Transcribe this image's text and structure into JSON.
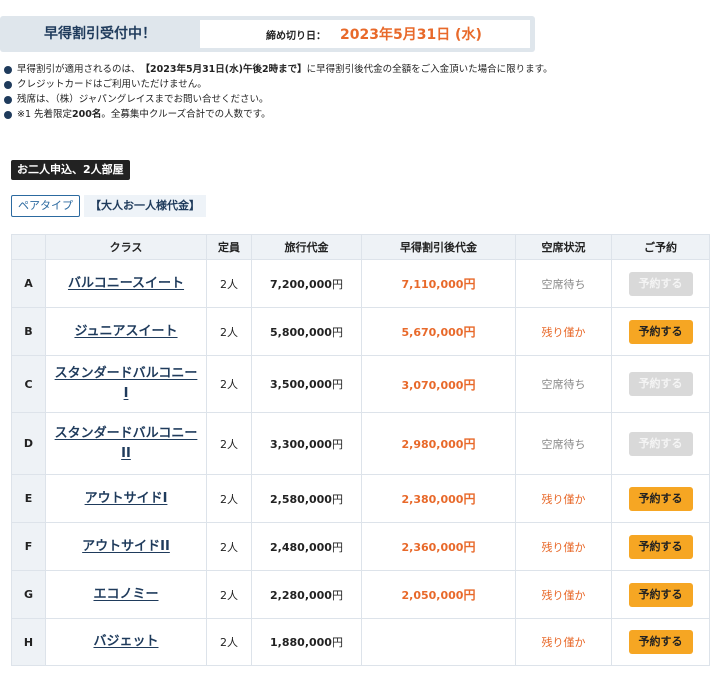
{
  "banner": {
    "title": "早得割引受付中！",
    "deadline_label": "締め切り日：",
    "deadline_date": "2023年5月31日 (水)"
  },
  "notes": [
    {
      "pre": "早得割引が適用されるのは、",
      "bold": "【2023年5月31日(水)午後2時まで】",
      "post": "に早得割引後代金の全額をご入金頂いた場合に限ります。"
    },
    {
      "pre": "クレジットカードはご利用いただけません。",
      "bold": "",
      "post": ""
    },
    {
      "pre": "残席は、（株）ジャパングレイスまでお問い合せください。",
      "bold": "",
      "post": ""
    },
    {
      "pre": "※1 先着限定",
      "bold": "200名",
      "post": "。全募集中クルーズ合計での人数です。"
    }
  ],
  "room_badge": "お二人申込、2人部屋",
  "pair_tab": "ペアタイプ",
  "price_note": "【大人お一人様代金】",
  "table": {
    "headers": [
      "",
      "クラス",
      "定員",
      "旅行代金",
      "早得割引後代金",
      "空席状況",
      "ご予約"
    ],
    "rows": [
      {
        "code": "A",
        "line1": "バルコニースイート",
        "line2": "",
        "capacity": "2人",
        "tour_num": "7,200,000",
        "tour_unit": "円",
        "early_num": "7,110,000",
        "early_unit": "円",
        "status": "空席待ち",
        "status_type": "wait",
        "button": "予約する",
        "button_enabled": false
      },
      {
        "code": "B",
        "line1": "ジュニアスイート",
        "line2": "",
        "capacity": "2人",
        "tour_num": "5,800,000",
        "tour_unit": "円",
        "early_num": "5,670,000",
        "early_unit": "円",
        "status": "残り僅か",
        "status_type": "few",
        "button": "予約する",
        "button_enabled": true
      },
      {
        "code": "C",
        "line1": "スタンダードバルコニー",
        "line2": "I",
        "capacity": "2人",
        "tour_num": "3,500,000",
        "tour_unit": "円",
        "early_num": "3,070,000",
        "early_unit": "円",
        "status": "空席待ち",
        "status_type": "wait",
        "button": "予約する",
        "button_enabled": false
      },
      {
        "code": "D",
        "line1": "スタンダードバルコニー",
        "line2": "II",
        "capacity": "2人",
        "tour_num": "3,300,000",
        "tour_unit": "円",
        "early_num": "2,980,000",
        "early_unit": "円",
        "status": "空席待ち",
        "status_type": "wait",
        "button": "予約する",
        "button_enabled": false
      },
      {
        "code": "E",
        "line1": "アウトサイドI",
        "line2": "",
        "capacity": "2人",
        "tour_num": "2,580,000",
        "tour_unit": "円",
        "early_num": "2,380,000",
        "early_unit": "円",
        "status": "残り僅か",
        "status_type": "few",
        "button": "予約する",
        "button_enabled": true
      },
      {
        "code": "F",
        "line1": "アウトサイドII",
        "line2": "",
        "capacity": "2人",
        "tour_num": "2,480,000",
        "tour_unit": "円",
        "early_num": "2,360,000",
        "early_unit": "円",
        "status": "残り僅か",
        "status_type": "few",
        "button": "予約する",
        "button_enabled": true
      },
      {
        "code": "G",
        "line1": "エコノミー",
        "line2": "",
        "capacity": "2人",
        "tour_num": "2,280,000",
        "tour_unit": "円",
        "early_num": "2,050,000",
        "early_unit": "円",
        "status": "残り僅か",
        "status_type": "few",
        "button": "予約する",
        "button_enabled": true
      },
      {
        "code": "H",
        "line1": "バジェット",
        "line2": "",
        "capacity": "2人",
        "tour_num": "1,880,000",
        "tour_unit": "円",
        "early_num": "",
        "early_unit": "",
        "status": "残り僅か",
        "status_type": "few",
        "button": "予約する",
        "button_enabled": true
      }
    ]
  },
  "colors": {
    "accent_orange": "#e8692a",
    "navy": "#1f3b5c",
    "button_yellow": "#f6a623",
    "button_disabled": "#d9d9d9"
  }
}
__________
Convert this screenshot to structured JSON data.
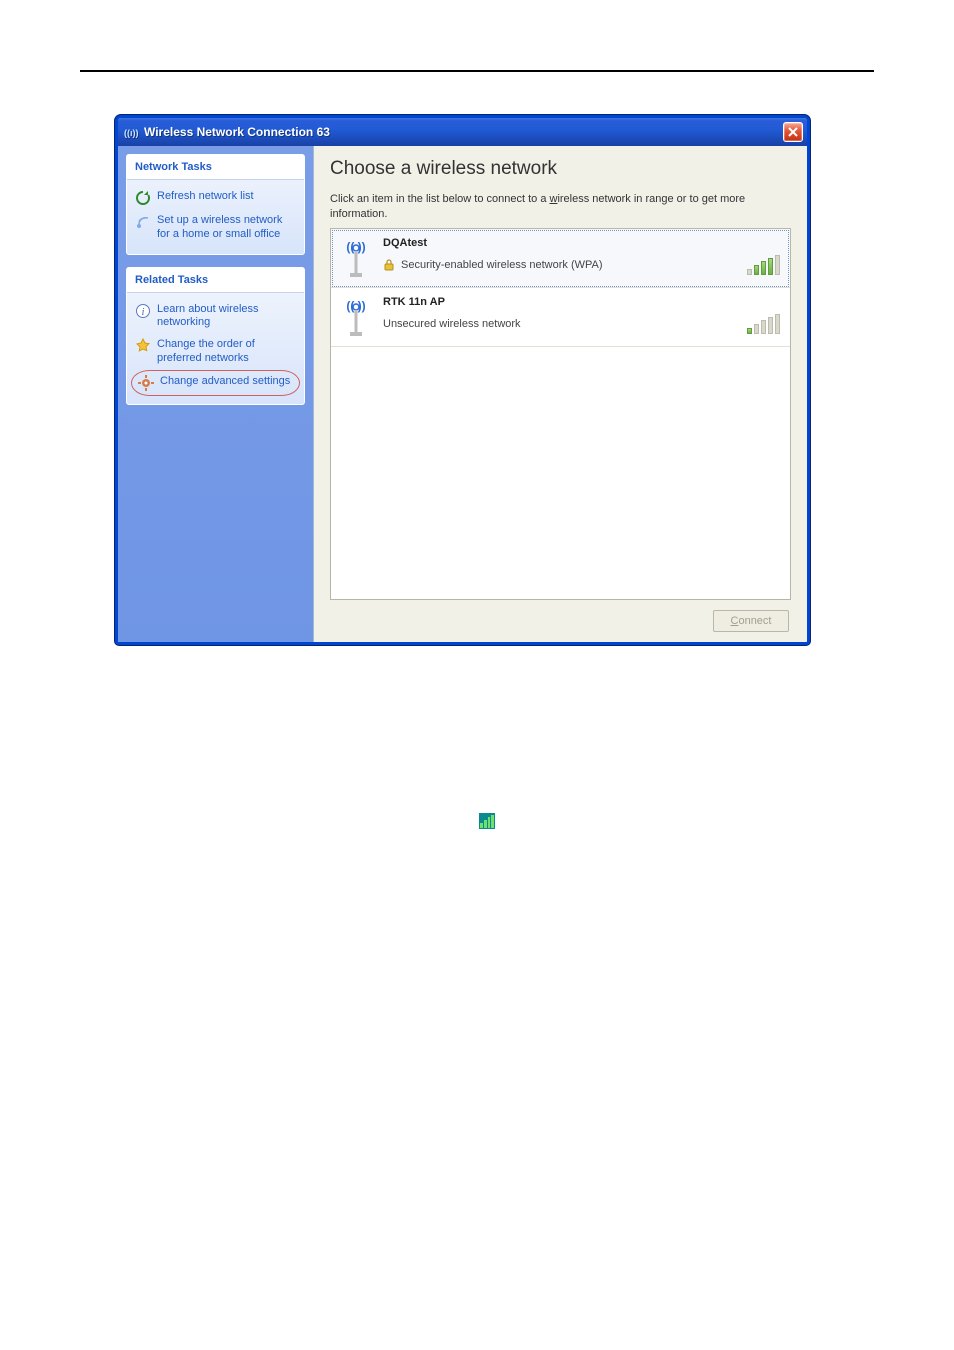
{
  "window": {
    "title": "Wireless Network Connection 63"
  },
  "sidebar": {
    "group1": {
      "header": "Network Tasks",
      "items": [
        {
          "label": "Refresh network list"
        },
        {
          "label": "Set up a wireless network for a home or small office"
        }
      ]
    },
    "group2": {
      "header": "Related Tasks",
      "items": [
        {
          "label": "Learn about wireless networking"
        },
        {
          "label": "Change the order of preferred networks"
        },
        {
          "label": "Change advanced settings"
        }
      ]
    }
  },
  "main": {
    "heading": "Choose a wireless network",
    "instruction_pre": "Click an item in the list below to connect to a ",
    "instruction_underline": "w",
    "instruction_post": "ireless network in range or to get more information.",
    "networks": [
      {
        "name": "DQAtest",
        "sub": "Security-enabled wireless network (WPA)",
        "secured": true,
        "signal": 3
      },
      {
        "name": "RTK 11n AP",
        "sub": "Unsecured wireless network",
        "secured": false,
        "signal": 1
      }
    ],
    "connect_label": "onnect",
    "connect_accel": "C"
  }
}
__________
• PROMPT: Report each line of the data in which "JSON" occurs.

• WORKED SOLUTION:
Transcribe this image's text and structure into JSON.
Convert this screenshot to structured JSON data.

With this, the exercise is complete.